MSU President's Column for Traill County Tribune
August 25, 2018
Mayville State serves in an important role for our state
The Grand Forks Herald reported this week that tuition rates in North Dakota are less than in Minnesota. I’m happy to say that Mayville State was listed nearly at the top of the most affordable four-year institutions, coming in second behind the institution whose tuition and fees are just $100 less than Mayville State’s per year.
This is great news! Recently I visited with new students at a student success orientation activity. I asked each of the students what brought them to Mayville State. Affordability was a consistent answer among the students with whom I visited.
Not only is a Mayville State education affordable, it’s a great value! We offer wonderful programs, exceptional extracurricular and co-curricular opportunities, and Mayville State’s legendary brand of personal service that is second to none.
This is just one reason why I’m “Comet proud.” We are Mayville State University. We do what we do and we do what we do well. I’m proud of what we stand for. I’m proud of our faculty, our staff, and how we treat students.
That being said, I am delighted that our enrollment numbers on the first full day of classes for the 2018-19 academic year are extremely positive across the board. The word about the good things happening at Mayville State is out and students are taking advantage of the opportunities we have to offer.
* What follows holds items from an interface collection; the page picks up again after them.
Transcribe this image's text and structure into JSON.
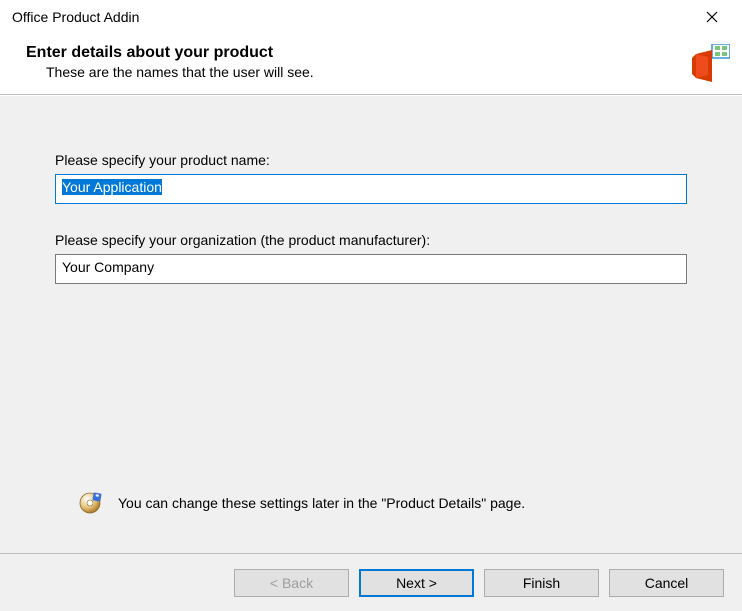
{
  "titlebar": {
    "title": "Office Product Addin"
  },
  "header": {
    "heading": "Enter details about your product",
    "subheading": "These are the names that the user will see."
  },
  "form": {
    "product_name_label": "Please specify your product name:",
    "product_name_value": "Your Application",
    "organization_label": "Please specify your organization (the product manufacturer):",
    "organization_value": "Your Company"
  },
  "info": {
    "text": "You can change these settings later in the \"Product Details\" page."
  },
  "buttons": {
    "back": "< Back",
    "next": "Next >",
    "finish": "Finish",
    "cancel": "Cancel"
  }
}
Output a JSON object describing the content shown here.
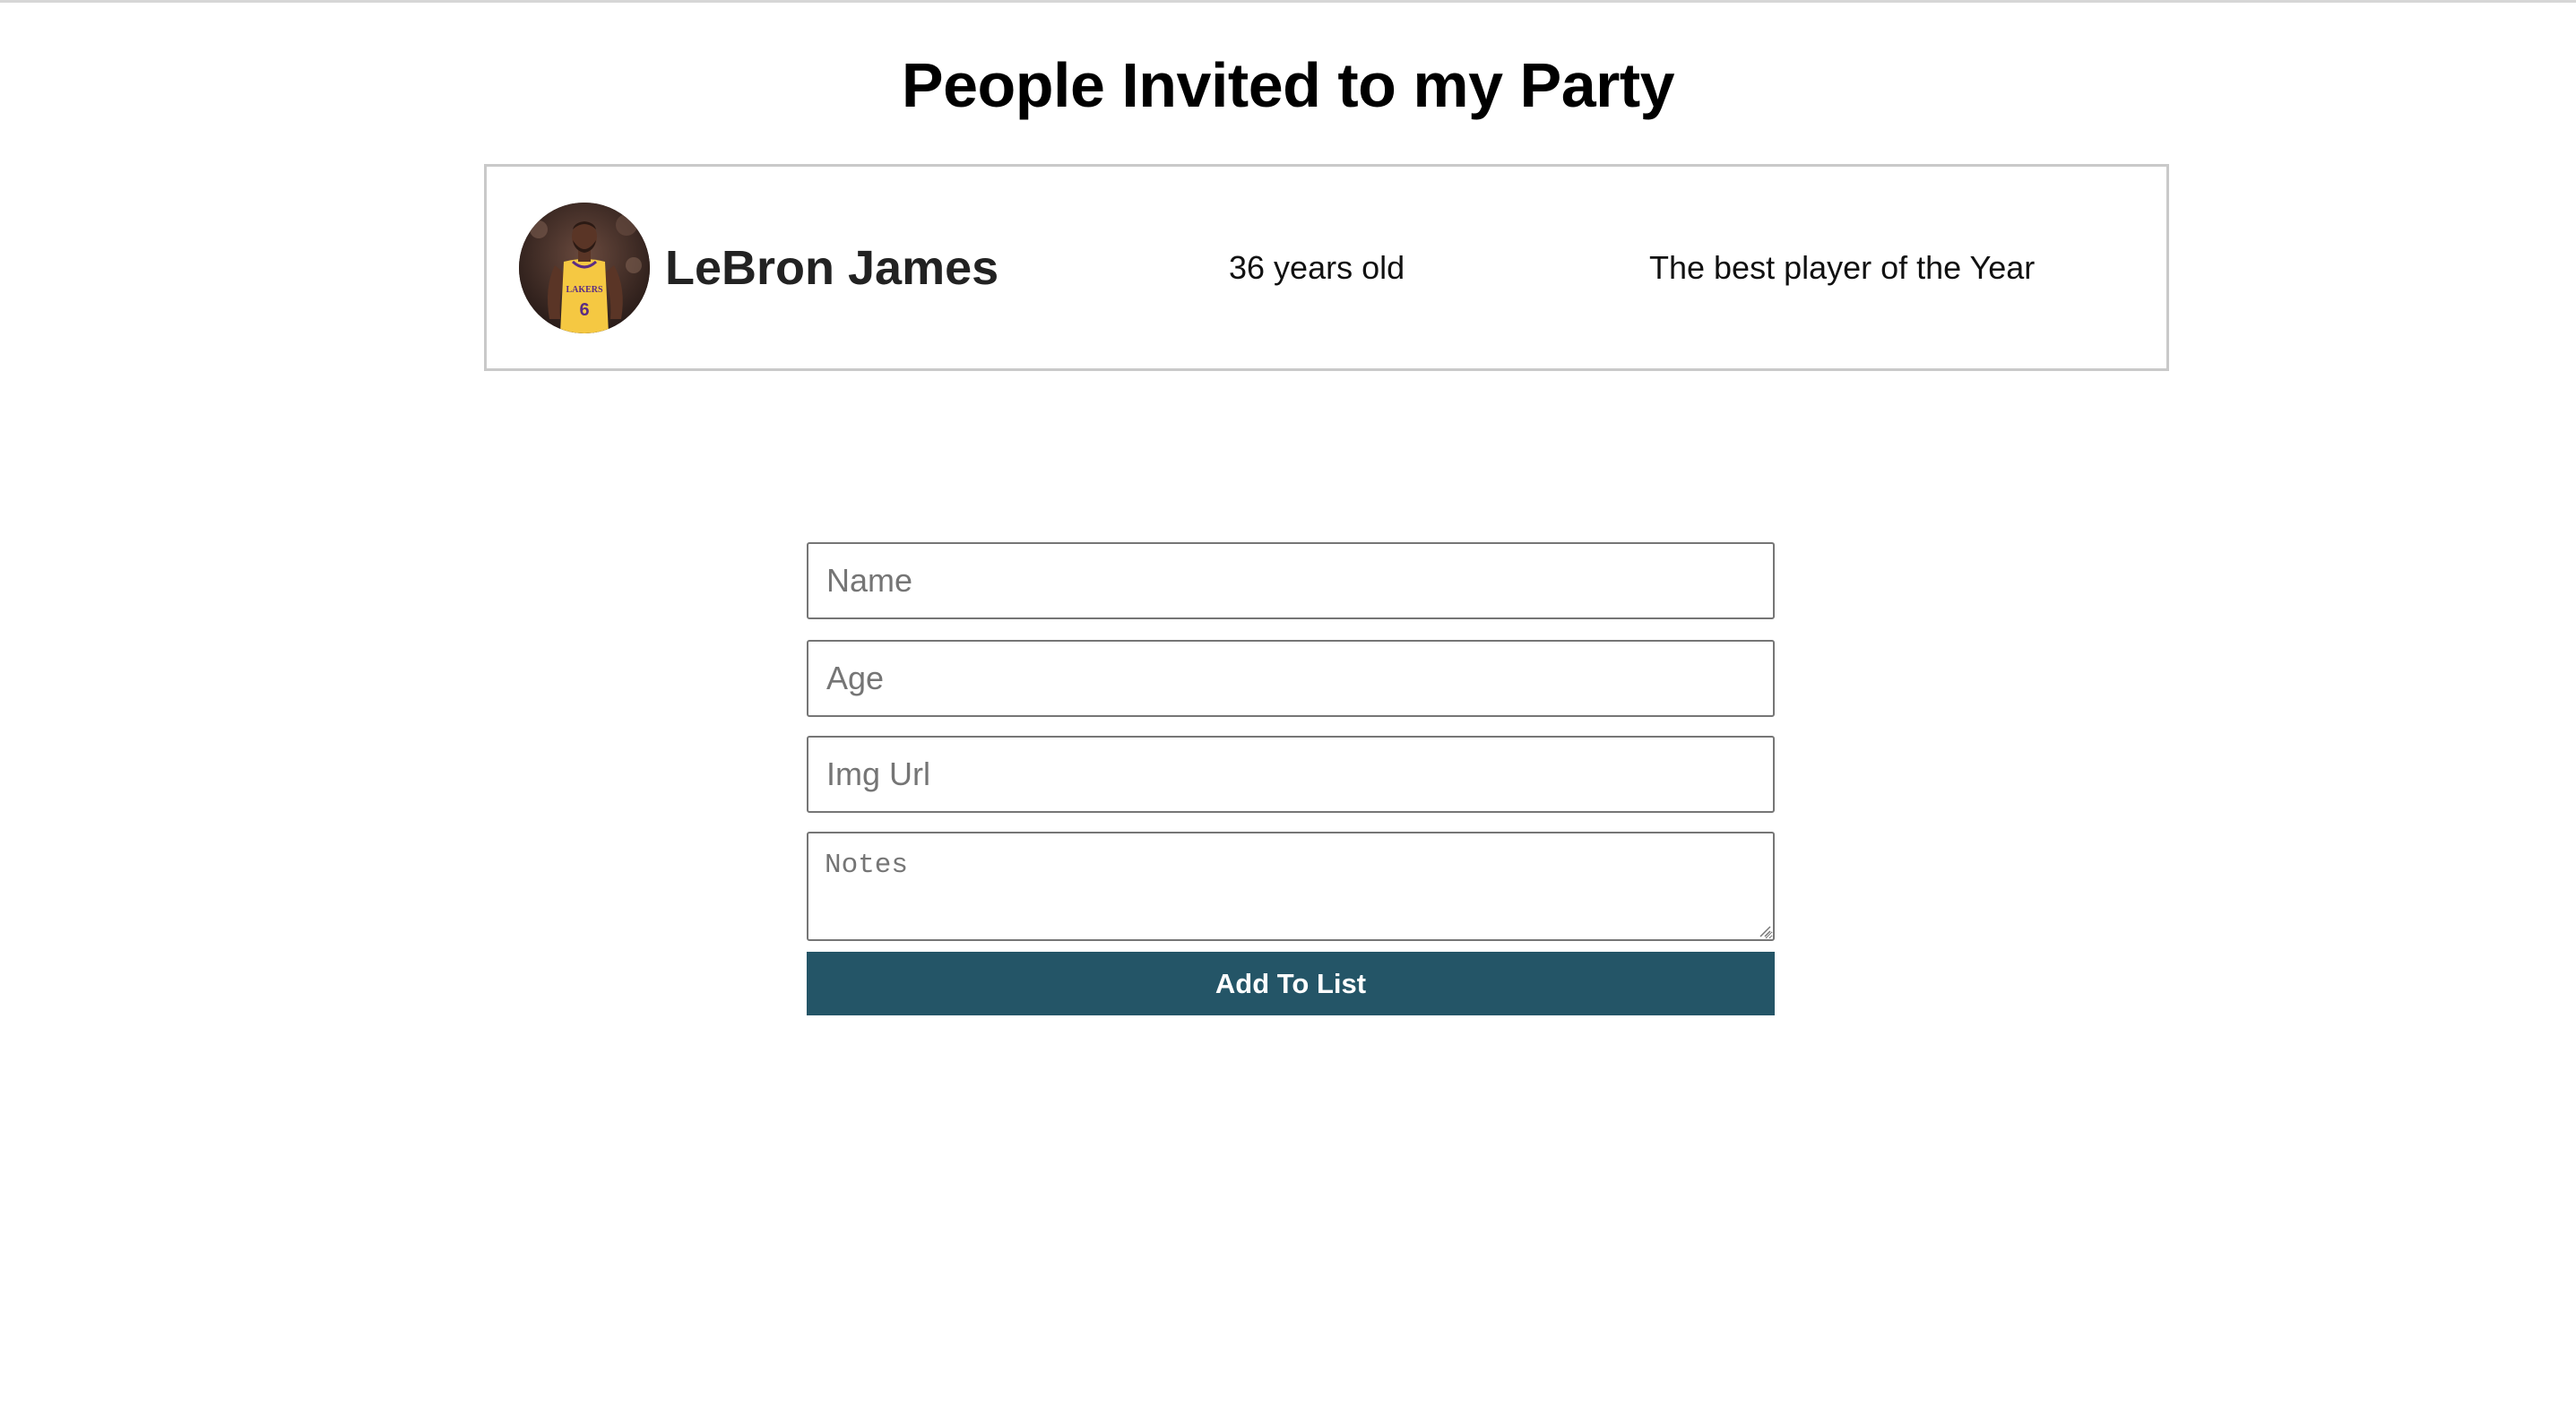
{
  "page": {
    "title": "People Invited to my Party"
  },
  "guests": [
    {
      "name": "LeBron James",
      "age_text": "36 years old",
      "note": "The best player of the Year",
      "avatar_icon": "person-photo"
    }
  ],
  "form": {
    "name_placeholder": "Name",
    "age_placeholder": "Age",
    "img_url_placeholder": "Img Url",
    "notes_placeholder": "Notes",
    "submit_label": "Add To List"
  },
  "colors": {
    "button_bg": "#245567",
    "button_text": "#ffffff",
    "card_border": "#c9c9c9",
    "jersey": "#f5c842"
  }
}
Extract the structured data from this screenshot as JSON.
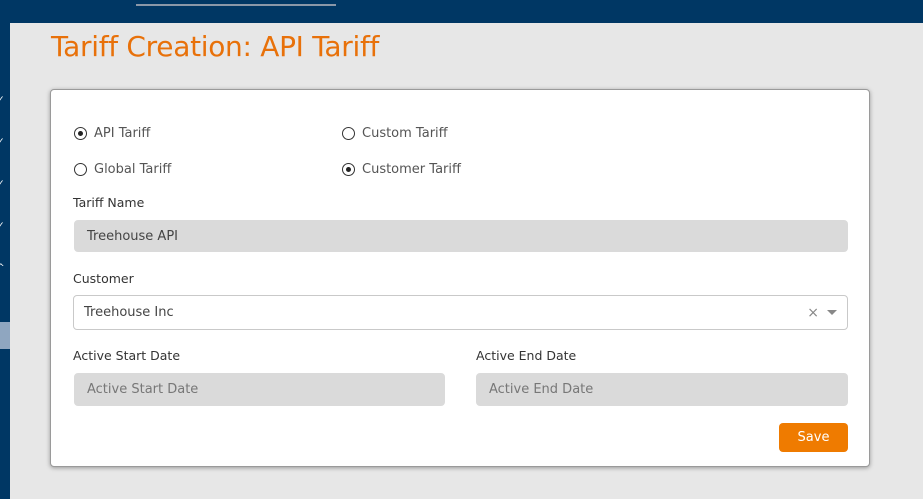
{
  "page": {
    "title": "Tariff Creation: API Tariff"
  },
  "form": {
    "radios": {
      "api_tariff": {
        "label": "API Tariff",
        "checked": true
      },
      "custom_tariff": {
        "label": "Custom Tariff",
        "checked": false
      },
      "global_tariff": {
        "label": "Global Tariff",
        "checked": false
      },
      "customer_tariff": {
        "label": "Customer Tariff",
        "checked": true
      }
    },
    "tariff_name": {
      "label": "Tariff Name",
      "value": "Treehouse API"
    },
    "customer": {
      "label": "Customer",
      "value": "Treehouse Inc"
    },
    "active_start": {
      "label": "Active Start Date",
      "placeholder": "Active Start Date"
    },
    "active_end": {
      "label": "Active End Date",
      "placeholder": "Active End Date"
    },
    "save_label": "Save"
  },
  "colors": {
    "accent": "#e8710a",
    "nav": "#003764",
    "button": "#ef7b00"
  }
}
In my first state of the university address at Mayville State last week, I laid out my strategic priorities for the next 12-to-36 months as Mayville State University president. They are: collaborations and partnerships, direction and growth, and funding priorities.
It is my goal to develop strong relationships with K-12 education, community colleges, and with the community. With K-12, we will be working hard to get our faculty into the schools and sharing their ideas and knowledge. Getting students into the classrooms is important too. We can do that through internships, practicums, and service learning opportunities. In our work with community colleges, we’ll concentrate on developing articulation agreements and review current and new programs and how we might work together to offer more opportunities for students. Education is an economic engine for North Dakota, and our “town and gown” relationships will fuel that economic engine.
We know that building on the firm foundation that has been formed over the last several years will require some change. As Albert Einstein said, “We can’t do the same thing over and over again and expect different results.”
Research shows that average human knowledge doubles every 13 months. Until 1900, human knowledge doubled about every 100 years. By the end of WW II, knowledge was doubling about every 25 years. IBM predicts that one day human knowledge will double every 12 hours. It used to be that a person with a college education was set for the next 30 years. That is no longer the case. We can’t wait. We need to change with the times to keep up with this rapidly increasing rate of human knowledge.
We will need to put our efforts into improving our retention rates and look at academic program growth.
Funding priorities will be extremely important in the overall scheme of things, as well. Affordability for students is key, but it is difficult to maintain in tough economic times, when energy and crop prices are down. We’ll need to take a serious look at budget stability and revenue generation, with the goal of keeping student costs as low as possible. I also plan to launch a salary compression study. Unfortunately, several years of no raises leaves our faculty and staff salaries in a tough spot. Often times, in order to get new faculty, we need to pay them more than those already on staff. I want to do what I can to remedy this predicament.
I look forward to working with all constituencies to bring Mayville State to even greater levels of success. To soar to new levels, we need only compete with ourselves.